Humans have inhabited areas of the pans since the Stone age, and have adapted to geographical and climatic changes as they have occurred. Archaeological sites on the pans are rich with Early Man’s tools, and the bones of the fish and animals he ate. Human inhabitation has continued to the present day; and a number of villages, including Mopipi, Mmatshumo, Nata, Gweta and Rakops, are situated on the fringes of the pans.
Situated on the banks of the Boteti River, a tributary originating in the core of the Okavango Delta, lies the Boteti Tented Safari Lodge. This important river maintains its flow throughout the dry season when most other river systems are dry. Continuing its meandering course-way and feeding life to the Mkagadigadi salt pans and Kalahari dessert, resulting in spectacular game concentration along its way. The remote location is situated away from all man made distractions allowing one to truly submerge themselves into the splendor of pristine and untouched natural surroundings. Through careful design, well planned safaris and highly skilled and passionate guides our aim is to have all guests staying with us, capture and immerse oneself in unravelled wildlife encounters, culture and traditions of Botswanas splendor! Read More
Leroo La Tau is situated on the western bank of the Boteti River, which forms the boundary of the Makgadikgadi Pans National Park. The Boteti River provides a lifeline for the wildlife which inhabit the arid national park and is a critical link in the annual zebra migration. Leroo La Tau is the perfect base from which to explore this truly unique piece of Botswana paradise. Read More
It is situated on tribal land on a cliff edge overlooking the Boteti River, which began to flow again in late 2008, having been dry for over 15 years. The name Meno A Kwena is the local name for the area, which translates as ‘teeth of the crocodile’. Read More

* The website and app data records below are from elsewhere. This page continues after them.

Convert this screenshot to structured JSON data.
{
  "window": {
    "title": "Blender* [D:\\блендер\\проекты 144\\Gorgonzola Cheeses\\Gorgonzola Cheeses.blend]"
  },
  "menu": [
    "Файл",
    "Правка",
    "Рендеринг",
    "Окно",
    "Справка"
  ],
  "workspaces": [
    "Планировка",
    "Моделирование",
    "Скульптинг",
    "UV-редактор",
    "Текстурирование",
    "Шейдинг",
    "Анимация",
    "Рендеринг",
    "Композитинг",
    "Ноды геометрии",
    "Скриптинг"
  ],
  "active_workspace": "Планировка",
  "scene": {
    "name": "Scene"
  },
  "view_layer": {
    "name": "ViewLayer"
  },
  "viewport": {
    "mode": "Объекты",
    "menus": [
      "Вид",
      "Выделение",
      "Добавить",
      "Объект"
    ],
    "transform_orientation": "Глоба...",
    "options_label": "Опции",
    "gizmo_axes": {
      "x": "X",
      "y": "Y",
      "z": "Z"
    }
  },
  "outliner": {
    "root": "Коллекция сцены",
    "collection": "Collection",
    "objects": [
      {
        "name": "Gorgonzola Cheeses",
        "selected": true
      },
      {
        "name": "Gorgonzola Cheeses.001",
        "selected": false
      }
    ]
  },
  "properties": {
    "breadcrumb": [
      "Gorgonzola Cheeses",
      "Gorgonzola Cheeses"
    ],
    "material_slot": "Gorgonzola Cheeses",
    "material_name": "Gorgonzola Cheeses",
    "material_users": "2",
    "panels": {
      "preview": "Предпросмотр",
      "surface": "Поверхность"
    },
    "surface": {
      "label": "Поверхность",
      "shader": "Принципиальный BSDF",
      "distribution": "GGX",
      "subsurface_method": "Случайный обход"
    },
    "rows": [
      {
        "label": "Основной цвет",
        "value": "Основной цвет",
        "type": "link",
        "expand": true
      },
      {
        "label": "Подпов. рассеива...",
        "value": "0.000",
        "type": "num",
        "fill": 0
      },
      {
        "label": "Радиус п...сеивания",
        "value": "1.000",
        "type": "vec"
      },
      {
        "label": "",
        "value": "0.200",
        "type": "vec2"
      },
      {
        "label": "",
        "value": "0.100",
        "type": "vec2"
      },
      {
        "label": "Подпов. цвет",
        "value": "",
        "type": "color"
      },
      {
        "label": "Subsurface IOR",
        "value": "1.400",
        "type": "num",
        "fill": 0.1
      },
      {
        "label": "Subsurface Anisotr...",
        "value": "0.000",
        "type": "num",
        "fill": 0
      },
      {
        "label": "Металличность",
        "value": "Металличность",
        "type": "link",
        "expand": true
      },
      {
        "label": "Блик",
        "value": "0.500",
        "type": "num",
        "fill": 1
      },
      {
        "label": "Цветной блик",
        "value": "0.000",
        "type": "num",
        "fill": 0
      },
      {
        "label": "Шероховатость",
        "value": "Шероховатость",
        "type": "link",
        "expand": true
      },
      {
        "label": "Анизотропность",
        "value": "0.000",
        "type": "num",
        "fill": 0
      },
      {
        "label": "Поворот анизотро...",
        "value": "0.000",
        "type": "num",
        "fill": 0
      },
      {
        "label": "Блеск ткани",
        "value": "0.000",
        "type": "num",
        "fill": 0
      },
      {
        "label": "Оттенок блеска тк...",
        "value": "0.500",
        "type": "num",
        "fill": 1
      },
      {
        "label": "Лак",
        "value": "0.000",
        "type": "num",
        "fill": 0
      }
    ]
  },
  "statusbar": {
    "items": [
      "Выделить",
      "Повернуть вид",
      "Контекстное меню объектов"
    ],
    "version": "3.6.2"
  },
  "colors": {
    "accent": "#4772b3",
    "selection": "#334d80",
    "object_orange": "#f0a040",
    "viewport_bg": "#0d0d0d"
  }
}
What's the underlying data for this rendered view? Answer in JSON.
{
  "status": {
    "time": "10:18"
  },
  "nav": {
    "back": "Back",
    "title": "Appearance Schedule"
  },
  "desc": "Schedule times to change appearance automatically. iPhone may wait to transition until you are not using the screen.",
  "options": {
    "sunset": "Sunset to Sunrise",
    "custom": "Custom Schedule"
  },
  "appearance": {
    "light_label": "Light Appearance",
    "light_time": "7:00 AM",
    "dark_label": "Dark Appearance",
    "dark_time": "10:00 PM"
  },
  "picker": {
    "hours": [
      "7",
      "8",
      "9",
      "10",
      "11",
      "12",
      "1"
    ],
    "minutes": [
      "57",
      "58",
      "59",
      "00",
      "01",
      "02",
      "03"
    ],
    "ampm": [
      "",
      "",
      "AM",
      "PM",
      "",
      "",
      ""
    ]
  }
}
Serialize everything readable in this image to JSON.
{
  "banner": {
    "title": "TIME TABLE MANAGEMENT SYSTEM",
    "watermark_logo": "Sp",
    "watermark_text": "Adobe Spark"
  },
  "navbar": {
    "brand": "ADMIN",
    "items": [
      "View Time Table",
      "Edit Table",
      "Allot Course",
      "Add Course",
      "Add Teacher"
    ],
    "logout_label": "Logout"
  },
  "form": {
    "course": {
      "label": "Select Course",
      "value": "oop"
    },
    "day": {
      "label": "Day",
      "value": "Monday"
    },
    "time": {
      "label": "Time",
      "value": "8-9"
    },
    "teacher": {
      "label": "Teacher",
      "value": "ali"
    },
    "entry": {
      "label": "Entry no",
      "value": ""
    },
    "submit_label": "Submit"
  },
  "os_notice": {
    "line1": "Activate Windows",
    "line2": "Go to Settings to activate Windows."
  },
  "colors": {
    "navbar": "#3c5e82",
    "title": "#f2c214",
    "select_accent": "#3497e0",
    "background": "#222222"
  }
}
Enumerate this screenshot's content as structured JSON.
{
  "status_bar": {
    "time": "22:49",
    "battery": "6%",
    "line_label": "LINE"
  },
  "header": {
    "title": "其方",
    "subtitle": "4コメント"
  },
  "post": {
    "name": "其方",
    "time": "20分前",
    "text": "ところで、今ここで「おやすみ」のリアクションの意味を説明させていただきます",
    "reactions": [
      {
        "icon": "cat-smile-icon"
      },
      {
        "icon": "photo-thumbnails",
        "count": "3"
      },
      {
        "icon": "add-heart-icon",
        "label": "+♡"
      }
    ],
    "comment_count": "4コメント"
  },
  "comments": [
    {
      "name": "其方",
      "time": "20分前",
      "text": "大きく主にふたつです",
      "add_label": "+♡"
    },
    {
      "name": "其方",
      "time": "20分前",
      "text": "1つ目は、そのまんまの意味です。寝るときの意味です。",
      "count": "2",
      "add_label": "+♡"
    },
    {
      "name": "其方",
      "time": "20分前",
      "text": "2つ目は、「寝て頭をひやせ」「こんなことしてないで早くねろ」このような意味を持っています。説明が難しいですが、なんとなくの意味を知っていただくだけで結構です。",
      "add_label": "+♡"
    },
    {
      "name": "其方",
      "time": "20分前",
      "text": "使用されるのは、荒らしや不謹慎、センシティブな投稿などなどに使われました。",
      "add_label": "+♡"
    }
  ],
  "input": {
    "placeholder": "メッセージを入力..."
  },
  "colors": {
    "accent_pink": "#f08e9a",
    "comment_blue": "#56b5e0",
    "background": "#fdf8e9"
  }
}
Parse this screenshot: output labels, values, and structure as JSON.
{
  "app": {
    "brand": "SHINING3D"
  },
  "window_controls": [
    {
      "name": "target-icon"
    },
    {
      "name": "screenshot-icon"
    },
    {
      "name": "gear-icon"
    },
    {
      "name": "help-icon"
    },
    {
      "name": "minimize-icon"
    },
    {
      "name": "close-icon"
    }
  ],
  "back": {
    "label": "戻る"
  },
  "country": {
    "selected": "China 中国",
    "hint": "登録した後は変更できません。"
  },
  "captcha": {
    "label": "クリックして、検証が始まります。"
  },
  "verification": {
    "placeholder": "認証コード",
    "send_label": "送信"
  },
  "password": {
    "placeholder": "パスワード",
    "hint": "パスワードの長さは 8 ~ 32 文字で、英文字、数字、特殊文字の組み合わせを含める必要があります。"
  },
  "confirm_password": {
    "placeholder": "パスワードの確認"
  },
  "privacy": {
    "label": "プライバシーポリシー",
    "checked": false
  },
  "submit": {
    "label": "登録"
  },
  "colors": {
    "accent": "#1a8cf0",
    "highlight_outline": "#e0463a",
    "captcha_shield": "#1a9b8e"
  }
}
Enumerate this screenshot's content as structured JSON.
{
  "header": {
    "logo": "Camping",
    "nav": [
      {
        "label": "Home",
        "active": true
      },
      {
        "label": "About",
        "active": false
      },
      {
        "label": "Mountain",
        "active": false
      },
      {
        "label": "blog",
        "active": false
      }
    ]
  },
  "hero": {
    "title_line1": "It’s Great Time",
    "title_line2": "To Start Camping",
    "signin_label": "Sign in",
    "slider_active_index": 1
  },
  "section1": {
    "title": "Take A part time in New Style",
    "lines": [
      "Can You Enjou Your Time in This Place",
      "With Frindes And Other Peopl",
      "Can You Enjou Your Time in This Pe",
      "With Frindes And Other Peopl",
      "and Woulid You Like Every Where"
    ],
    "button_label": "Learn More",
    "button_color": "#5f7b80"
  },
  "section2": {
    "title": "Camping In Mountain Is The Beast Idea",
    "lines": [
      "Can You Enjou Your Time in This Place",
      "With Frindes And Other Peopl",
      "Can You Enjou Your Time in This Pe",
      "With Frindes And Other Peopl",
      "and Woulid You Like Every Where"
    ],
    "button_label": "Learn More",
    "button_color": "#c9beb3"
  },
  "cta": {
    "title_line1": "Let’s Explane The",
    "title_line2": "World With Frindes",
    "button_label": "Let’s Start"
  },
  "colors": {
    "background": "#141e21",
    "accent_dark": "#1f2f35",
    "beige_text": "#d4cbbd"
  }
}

The vast salt pans and grassy plains the Makgadikgadi creates a unique oasis and the perfect setting for Nata Lodge. Dotted by palm islands, the surrounding Nata sanctuary forms the breeding ground for a host of water birds including pelicans and flamingo in their thousands, transforming the shore line into a pink haze blending into the western sky. Nata Sanctuary is situated off the main road, 10 km from Nata village. This is the junction to the Okavango, Chobe and Francistown areas. Read More
The lodge is uniquely located 185km north of Francistown and 4km south of Nata at the eastern tip of Makgadikgadi Pans and next to Nata Bird Sanctuary. Pelican Lodge and Camping is an ideal place to stopover when you are ion a Botswana Safari travelling to Chobe National Park in Kasane, Victoria Falls in either Zambia or Zimbabwe and Maun to Okavango Delta and Moremi game reserve. This 66 beds facility has got a beautiful African Map swimming pool, two restaurants; BOMA and a’la carte, two bars, camping site with private ablutions and a male and female classic ablution block, 200 seat conference Center. Read More